The annual congress of the Hepato-Pancreato-Biliary Association was held in Stellenbosch from 21-23 October 2016. This was the first hosting of the multidisciplinary Society’s congress in Stellenbosch. The main congress was preceded by workshops on cholangioscopy and microwave liver tumour ablation at the Sunskill training laboratory at the Faculty of Medicine and Health Sciences of the University of Stellenbosch. The cholangioscopy workshop focused on stone management by lithotripsy and tissue biopsy, as well as demonstrations and lectures by Dr. Paul Edwards from Sydney. The microwave ablation workshop offered hands-on experience with ultrasound-guided ablation of liver tumours with microwave antennae on bovine and laparoscopic cadaver models.
2016 is the 22nd surveillance trip to the Northern Cape. Above (Picture 1) are 21 of the 32 team members. The additional 11 were part of the PinkDrive squad who followed us on the entire journey this year. Breast surveillance was additionally offered to Colo/Gynae in Upington, Alexander Bay, Garies and Vredendal. The PinkDrive retraced their steps and spent a second week visiting the Verdant mines in Aggenys, Pella and Pofadder. See the latest PinkDrive video on Youtube (google pinkdrive northern cape video) in which our international guest Prof Klaus Matzel, coloproctologist from University Erlangen, Germany, features.
Northern Cape Lynch Syndrome Surveillance trip ‘Splash of Red’
- Prof Reid Ally
- University of the Witwatersrand
- Prof Christo van Rensburg
- University of Stellenbosch
- Prof SR Thomson
- University of Cape Town
- Prof Paul Goldberg
- University of Cape Town
- Dr C Kassianides
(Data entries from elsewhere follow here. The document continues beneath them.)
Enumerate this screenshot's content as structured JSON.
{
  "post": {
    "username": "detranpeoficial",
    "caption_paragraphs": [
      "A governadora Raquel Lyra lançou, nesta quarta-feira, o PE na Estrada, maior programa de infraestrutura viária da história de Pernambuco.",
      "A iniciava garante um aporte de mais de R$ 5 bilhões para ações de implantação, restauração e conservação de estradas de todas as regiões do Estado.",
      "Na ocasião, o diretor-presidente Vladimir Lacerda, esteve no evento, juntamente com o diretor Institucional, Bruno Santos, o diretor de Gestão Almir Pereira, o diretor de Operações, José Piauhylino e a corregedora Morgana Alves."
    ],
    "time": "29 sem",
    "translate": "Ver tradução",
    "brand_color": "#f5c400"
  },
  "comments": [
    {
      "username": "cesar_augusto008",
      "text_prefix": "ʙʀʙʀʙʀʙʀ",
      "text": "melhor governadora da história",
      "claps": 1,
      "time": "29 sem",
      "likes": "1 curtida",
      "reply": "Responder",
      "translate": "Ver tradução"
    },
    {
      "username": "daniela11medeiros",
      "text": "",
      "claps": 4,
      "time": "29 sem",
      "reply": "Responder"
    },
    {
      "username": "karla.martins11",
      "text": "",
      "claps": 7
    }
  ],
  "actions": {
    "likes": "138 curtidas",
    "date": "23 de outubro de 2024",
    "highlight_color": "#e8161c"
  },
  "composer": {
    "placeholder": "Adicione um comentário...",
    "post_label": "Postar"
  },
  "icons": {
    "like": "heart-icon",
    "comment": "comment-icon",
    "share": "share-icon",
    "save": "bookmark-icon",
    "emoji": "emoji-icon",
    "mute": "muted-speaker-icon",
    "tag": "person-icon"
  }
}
- Private practice
- Prof Jake Krige
- University of Cape Town
- Dr Schalk van der Merwe
- Private practice & University of Pretoria